### Task brief
Go through the records below and restate each one word for word.

### Given data
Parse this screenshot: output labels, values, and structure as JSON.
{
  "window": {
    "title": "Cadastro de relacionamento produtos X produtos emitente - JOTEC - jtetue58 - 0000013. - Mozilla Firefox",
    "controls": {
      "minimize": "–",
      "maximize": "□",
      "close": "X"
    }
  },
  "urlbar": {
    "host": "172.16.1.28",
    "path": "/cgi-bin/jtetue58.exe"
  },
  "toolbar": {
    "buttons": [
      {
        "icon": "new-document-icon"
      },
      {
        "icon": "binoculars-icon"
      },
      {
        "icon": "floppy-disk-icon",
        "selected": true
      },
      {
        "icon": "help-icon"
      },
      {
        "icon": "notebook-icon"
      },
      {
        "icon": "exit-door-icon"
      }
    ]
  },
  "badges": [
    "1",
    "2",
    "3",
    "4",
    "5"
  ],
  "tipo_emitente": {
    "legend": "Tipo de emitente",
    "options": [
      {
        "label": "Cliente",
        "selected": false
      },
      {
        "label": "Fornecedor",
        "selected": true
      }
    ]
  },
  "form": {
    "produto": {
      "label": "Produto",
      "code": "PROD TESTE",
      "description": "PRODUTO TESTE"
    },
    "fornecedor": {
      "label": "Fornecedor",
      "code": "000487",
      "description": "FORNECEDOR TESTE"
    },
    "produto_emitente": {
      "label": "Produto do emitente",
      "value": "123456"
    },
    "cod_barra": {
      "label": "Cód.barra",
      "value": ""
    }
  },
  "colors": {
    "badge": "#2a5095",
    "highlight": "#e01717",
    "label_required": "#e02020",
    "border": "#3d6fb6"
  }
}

### Solution
Parse this screenshot: output labels, values, and structure as JSON.
{
  "window": {
    "title": "Cadastro de relacionamento produtos X produtos emitente - JOTEC - jtetue58 - 0000013. - Mozilla Firefox",
    "controls": {
      "minimize": "–",
      "maximize": "□",
      "close": "X"
    }
  },
  "urlbar": {
    "host": "172.16.1.28",
    "path": "/cgi-bin/jtetue58.exe"
  },
  "toolbar": {
    "buttons": [
      {
        "icon": "new-document-icon"
      },
      {
        "icon": "binoculars-icon"
      },
      {
        "icon": "floppy-disk-icon",
        "selected": true
      },
      {
        "icon": "help-icon"
      },
      {
        "icon": "notebook-icon"
      },
      {
        "icon": "exit-door-icon"
      }
    ]
  },
  "badges": [
    "1",
    "2",
    "3",
    "4",
    "5"
  ],
  "tipo_emitente": {
    "legend": "Tipo de emitente",
    "options": [
      {
        "label": "Cliente",
        "selected": false
      },
      {
        "label": "Fornecedor",
        "selected": true
      }
    ]
  },
  "form": {
    "produto": {
      "label": "Produto",
      "code": "PROD TESTE",
      "description": "PRODUTO TESTE"
    },
    "fornecedor": {
      "label": "Fornecedor",
      "code": "000487",
      "description": "FORNECEDOR TESTE"
    },
    "produto_emitente": {
      "label": "Produto do emitente",
      "value": "123456"
    },
    "cod_barra": {
      "label": "Cód.barra",
      "value": ""
    }
  },
  "colors": {
    "badge": "#2a5095",
    "highlight": "#e01717",
    "label_required": "#e02020",
    "border": "#3d6fb6"
  }
}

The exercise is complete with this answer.